** Opening Recorded information block **

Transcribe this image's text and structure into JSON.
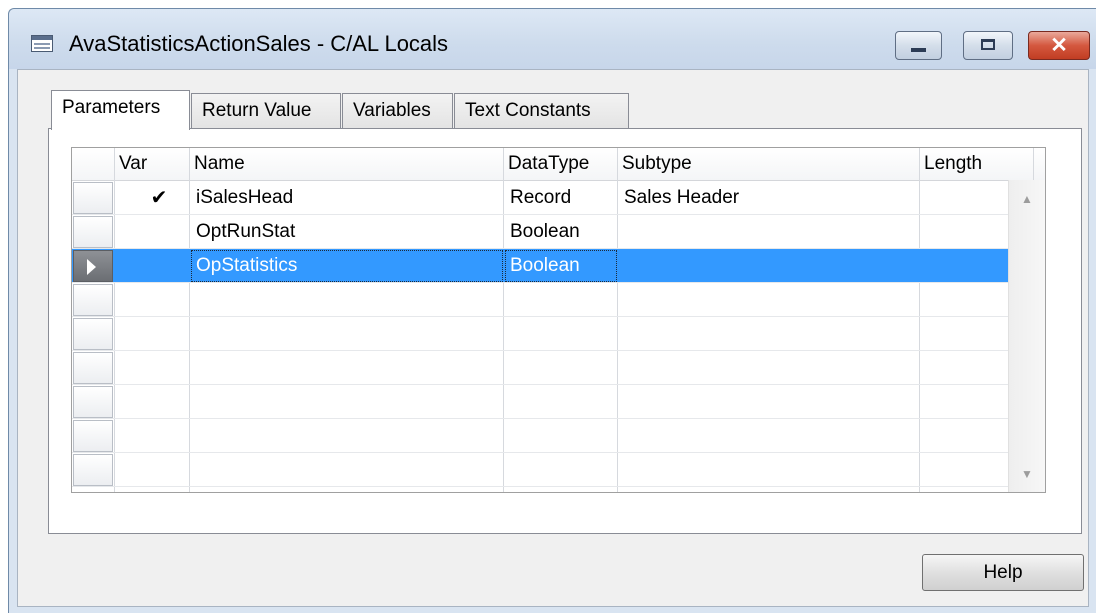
{
  "window": {
    "title": "AvaStatisticsActionSales - C/AL Locals",
    "icon": "table-window-icon",
    "controls": {
      "minimize_icon": "minimize-icon",
      "maximize_icon": "maximize-icon",
      "close_icon": "close-icon",
      "close_glyph": "✕"
    }
  },
  "tabs": [
    {
      "label": "Parameters",
      "active": true
    },
    {
      "label": "Return Value",
      "active": false
    },
    {
      "label": "Variables",
      "active": false
    },
    {
      "label": "Text Constants",
      "active": false
    }
  ],
  "grid": {
    "columns": [
      "Var",
      "Name",
      "DataType",
      "Subtype",
      "Length"
    ],
    "rows": [
      {
        "var": "✔",
        "name": "iSalesHead",
        "datatype": "Record",
        "subtype": "Sales Header",
        "length": ""
      },
      {
        "var": "",
        "name": "OptRunStat",
        "datatype": "Boolean",
        "subtype": "",
        "length": ""
      },
      {
        "var": "",
        "name": "OpStatistics",
        "datatype": "Boolean",
        "subtype": "",
        "length": "",
        "selected": true
      }
    ],
    "scroll_up": "▲",
    "scroll_down": "▼",
    "selection_color": "#3399ff"
  },
  "buttons": {
    "help": "Help"
  }
}
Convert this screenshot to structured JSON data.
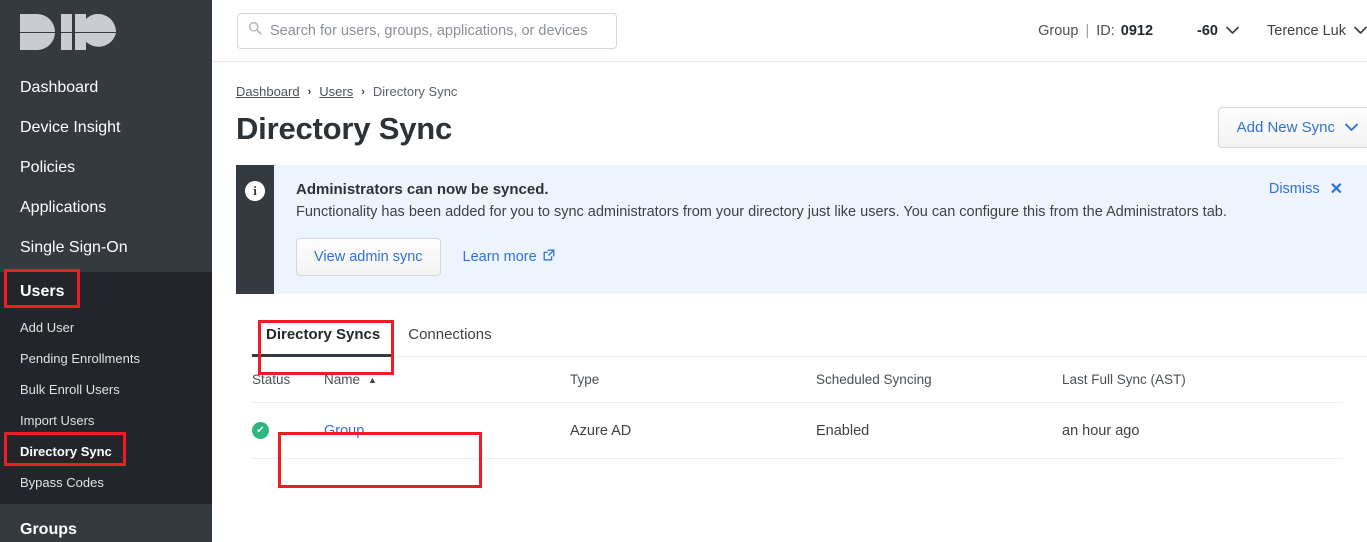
{
  "brand": {
    "logo_name": "duo-logo",
    "logo_text": "DUO"
  },
  "search": {
    "placeholder": "Search for users, groups, applications, or devices",
    "value": "",
    "icon": "search-icon"
  },
  "account": {
    "label": "Group",
    "separator": "|",
    "id_label": "ID:",
    "id_value": "0912",
    "id_tail": "-60",
    "chevron": "⌄",
    "user_name": "Terence Luk",
    "user_chevron": "⌄"
  },
  "sidebar": {
    "items": [
      {
        "label": "Dashboard",
        "name": "dashboard"
      },
      {
        "label": "Device Insight",
        "name": "device-insight"
      },
      {
        "label": "Policies",
        "name": "policies"
      },
      {
        "label": "Applications",
        "name": "applications"
      },
      {
        "label": "Single Sign-On",
        "name": "single-sign-on"
      }
    ],
    "users_section": {
      "label": "Users",
      "sub_items": [
        {
          "label": "Add User",
          "name": "add-user"
        },
        {
          "label": "Pending Enrollments",
          "name": "pending-enrollments"
        },
        {
          "label": "Bulk Enroll Users",
          "name": "bulk-enroll-users"
        },
        {
          "label": "Import Users",
          "name": "import-users"
        },
        {
          "label": "Directory Sync",
          "name": "directory-sync",
          "current": true
        },
        {
          "label": "Bypass Codes",
          "name": "bypass-codes"
        }
      ]
    },
    "groups_section": {
      "label": "Groups"
    }
  },
  "breadcrumb": {
    "items": [
      {
        "label": "Dashboard",
        "link": true
      },
      {
        "label": "Users",
        "link": true
      },
      {
        "label": "Directory Sync",
        "link": false
      }
    ],
    "separator": "›"
  },
  "page": {
    "title": "Directory Sync",
    "add_new_sync": "Add New Sync",
    "add_new_sync_chevron": "⌄"
  },
  "banner": {
    "icon": "info-icon",
    "icon_glyph": "i",
    "title": "Administrators can now be synced.",
    "text": "Functionality has been added for you to sync administrators from your directory just like users. You can configure this from the Administrators tab.",
    "primary_button": "View admin sync",
    "learn_more": "Learn more",
    "learn_more_icon": "external-link-icon",
    "dismiss": "Dismiss",
    "dismiss_icon": "close-icon",
    "dismiss_glyph": "✕"
  },
  "tabs": [
    {
      "label": "Directory Syncs",
      "name": "directory-syncs",
      "active": true
    },
    {
      "label": "Connections",
      "name": "connections",
      "active": false
    }
  ],
  "table": {
    "columns": [
      {
        "key": "status",
        "label": "Status"
      },
      {
        "key": "name",
        "label": "Name",
        "sorted": "asc",
        "sort_glyph": "▲"
      },
      {
        "key": "type",
        "label": "Type"
      },
      {
        "key": "scheduled",
        "label": "Scheduled Syncing"
      },
      {
        "key": "last_full_sync",
        "label": "Last Full Sync (AST)"
      }
    ],
    "rows": [
      {
        "status_icon": "status-ok-icon",
        "status_glyph": "✔",
        "name": "Group",
        "type": "Azure AD",
        "scheduled": "Enabled",
        "last_full_sync": "an hour ago"
      }
    ]
  },
  "colors": {
    "sidebar_bg": "#343a40",
    "sidebar_section_bg": "#22262b",
    "link_blue": "#2f72d4",
    "banner_bg": "#eef4fd",
    "status_green": "#2fb67c",
    "annotation_red": "#ee1c25"
  },
  "annotations": [
    {
      "name": "highlight-users-nav"
    },
    {
      "name": "highlight-directory-sync-nav"
    },
    {
      "name": "highlight-directory-syncs-tab"
    },
    {
      "name": "highlight-group-sync-row"
    }
  ]
}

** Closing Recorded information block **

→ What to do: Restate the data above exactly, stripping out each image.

→ Problem solution:
Transcribe this image's text and structure into JSON.
{
  "window": {
    "title": "AvaStatisticsActionSales - C/AL Locals",
    "icon": "table-window-icon",
    "controls": {
      "minimize_icon": "minimize-icon",
      "maximize_icon": "maximize-icon",
      "close_icon": "close-icon",
      "close_glyph": "✕"
    }
  },
  "tabs": [
    {
      "label": "Parameters",
      "active": true
    },
    {
      "label": "Return Value",
      "active": false
    },
    {
      "label": "Variables",
      "active": false
    },
    {
      "label": "Text Constants",
      "active": false
    }
  ],
  "grid": {
    "columns": [
      "Var",
      "Name",
      "DataType",
      "Subtype",
      "Length"
    ],
    "rows": [
      {
        "var": "✔",
        "name": "iSalesHead",
        "datatype": "Record",
        "subtype": "Sales Header",
        "length": ""
      },
      {
        "var": "",
        "name": "OptRunStat",
        "datatype": "Boolean",
        "subtype": "",
        "length": ""
      },
      {
        "var": "",
        "name": "OpStatistics",
        "datatype": "Boolean",
        "subtype": "",
        "length": "",
        "selected": true
      }
    ],
    "scroll_up": "▲",
    "scroll_down": "▼",
    "selection_color": "#3399ff"
  },
  "buttons": {
    "help": "Help"
  }
}
Convert this screenshot to structured JSON data.
{
  "brand": {
    "logo_name": "duo-logo",
    "logo_text": "DUO"
  },
  "search": {
    "placeholder": "Search for users, groups, applications, or devices",
    "value": "",
    "icon": "search-icon"
  },
  "account": {
    "label": "Group",
    "separator": "|",
    "id_label": "ID:",
    "id_value": "0912",
    "id_tail": "-60",
    "chevron": "⌄",
    "user_name": "Terence Luk",
    "user_chevron": "⌄"
  },
  "sidebar": {
    "items": [
      {
        "label": "Dashboard",
        "name": "dashboard"
      },
      {
        "label": "Device Insight",
        "name": "device-insight"
      },
      {
        "label": "Policies",
        "name": "policies"
      },
      {
        "label": "Applications",
        "name": "applications"
      },
      {
        "label": "Single Sign-On",
        "name": "single-sign-on"
      }
    ],
    "users_section": {
      "label": "Users",
      "sub_items": [
        {
          "label": "Add User",
          "name": "add-user"
        },
        {
          "label": "Pending Enrollments",
          "name": "pending-enrollments"
        },
        {
          "label": "Bulk Enroll Users",
          "name": "bulk-enroll-users"
        },
        {
          "label": "Import Users",
          "name": "import-users"
        },
        {
          "label": "Directory Sync",
          "name": "directory-sync",
          "current": true
        },
        {
          "label": "Bypass Codes",
          "name": "bypass-codes"
        }
      ]
    },
    "groups_section": {
      "label": "Groups"
    }
  },
  "breadcrumb": {
    "items": [
      {
        "label": "Dashboard",
        "link": true
      },
      {
        "label": "Users",
        "link": true
      },
      {
        "label": "Directory Sync",
        "link": false
      }
    ],
    "separator": "›"
  },
  "page": {
    "title": "Directory Sync",
    "add_new_sync": "Add New Sync",
    "add_new_sync_chevron": "⌄"
  },
  "banner": {
    "icon": "info-icon",
    "icon_glyph": "i",
    "title": "Administrators can now be synced.",
    "text": "Functionality has been added for you to sync administrators from your directory just like users. You can configure this from the Administrators tab.",
    "primary_button": "View admin sync",
    "learn_more": "Learn more",
    "learn_more_icon": "external-link-icon",
    "dismiss": "Dismiss",
    "dismiss_icon": "close-icon",
    "dismiss_glyph": "✕"
  },
  "tabs": [
    {
      "label": "Directory Syncs",
      "name": "directory-syncs",
      "active": true
    },
    {
      "label": "Connections",
      "name": "connections",
      "active": false
    }
  ],
  "table": {
    "columns": [
      {
        "key": "status",
        "label": "Status"
      },
      {
        "key": "name",
        "label": "Name",
        "sorted": "asc",
        "sort_glyph": "▲"
      },
      {
        "key": "type",
        "label": "Type"
      },
      {
        "key": "scheduled",
        "label": "Scheduled Syncing"
      },
      {
        "key": "last_full_sync",
        "label": "Last Full Sync (AST)"
      }
    ],
    "rows": [
      {
        "status_icon": "status-ok-icon",
        "status_glyph": "✔",
        "name": "Group",
        "type": "Azure AD",
        "scheduled": "Enabled",
        "last_full_sync": "an hour ago"
      }
    ]
  },
  "colors": {
    "sidebar_bg": "#343a40",
    "sidebar_section_bg": "#22262b",
    "link_blue": "#2f72d4",
    "banner_bg": "#eef4fd",
    "status_green": "#2fb67c",
    "annotation_red": "#ee1c25"
  },
  "annotations": [
    {
      "name": "highlight-users-nav"
    },
    {
      "name": "highlight-directory-sync-nav"
    },
    {
      "name": "highlight-directory-syncs-tab"
    },
    {
      "name": "highlight-group-sync-row"
    }
  ]
}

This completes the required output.